  • Perhaps our most special tradition is our celebration of Jan. 6, the Day of the Kings (Epiphany). That morning, our breakfast table is graced with five quilted crowns. (The first year, we spray painted Burger King crowns gold.) Inside each are three small stocking-stuffer gifts. After eating together, we read the story of the wise men from the Bible, sing Epiphany carols (including "The Twelve Days of Christmas," which documents the history of a 12-day, post-Christmas celebration that culminates on Epiphany) and discover that the wise men have finally joined the Nativity scene on the piano, thanks again to Wendy. Oh, and yes, we take turns opening the gifts.

Our kids still bristle at times when they realize my Christmas responsibilities will prevent our family from having the same freedom as their friends' families.

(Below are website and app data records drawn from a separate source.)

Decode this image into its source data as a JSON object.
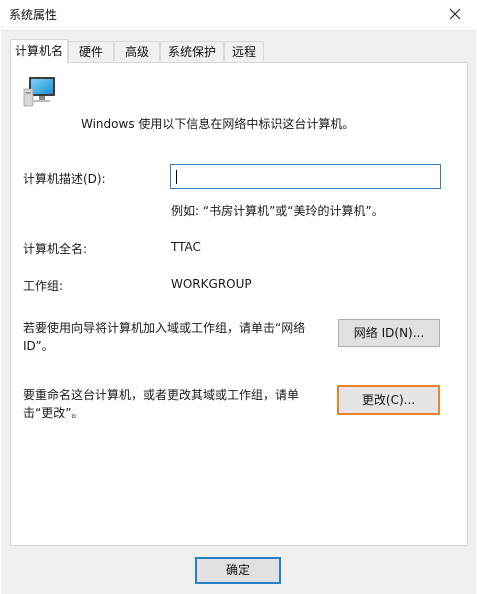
{
  "window": {
    "title": "系统属性"
  },
  "tabs": [
    {
      "label": "计算机名"
    },
    {
      "label": "硬件"
    },
    {
      "label": "高级"
    },
    {
      "label": "系统保护"
    },
    {
      "label": "远程"
    }
  ],
  "computer_name": {
    "intro": "Windows 使用以下信息在网络中标识这台计算机。",
    "description_label": "计算机描述(D):",
    "description_value": "",
    "description_hint": "例如: “书房计算机”或“美玲的计算机”。",
    "full_name_label": "计算机全名:",
    "full_name_value": "TTAC",
    "workgroup_label": "工作组:",
    "workgroup_value": "WORKGROUP",
    "network_text": "若要使用向导将计算机加入域或工作组，请单击“网络 ID”。",
    "network_button": "网络 ID(N)...",
    "rename_text": "要重命名这台计算机，或者更改其域或工作组，请单击“更改”。",
    "change_button": "更改(C)..."
  },
  "footer": {
    "ok_button": "确定"
  },
  "icons": {
    "computer": "computer-icon",
    "close": "close-icon"
  },
  "colors": {
    "focus_border": "#e9852e",
    "accent": "#2a7fc9"
  }
}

But with the traditions we've established, they look forward to the holiday as much as I do.

Somehow she thought because our family did, everybody did.

It warms my heart, too, to see how our unique customs have taken root. Last year, after hanging up the phone with a friend from school, my 13-year-old told me with great surprise that Emmy's family doesn't put crowns on the breakfast table on Jan. 6. Somehow she thought because our family did, everybody did.

Well, not everybody does. But maybe your family will this year.

Taken from Pastor's Family magazine, Dec. 1998/Jan 1999.
Article copyright © 1998, Greg Asimakoupoulos.
All rights reserved. International copyright secured.
Used by permission.

Greg Asimakoupoulos is currently the senior pastor of Mercer Island Covenant Church in suburban Seattle. He has spent nearly 20 years as a local church pastor in Washington, California and Illinois. From 1997 to 2002, he was also director of creative communication for Mainstay Ministries in Wheaton, Ill. Since then, he has pursued a ministry of writing, speaking and broadcasting. He has been married to his wife, Wendy, for over 20 years. They have three young adult daughters: Kristin, Allison and Lauren.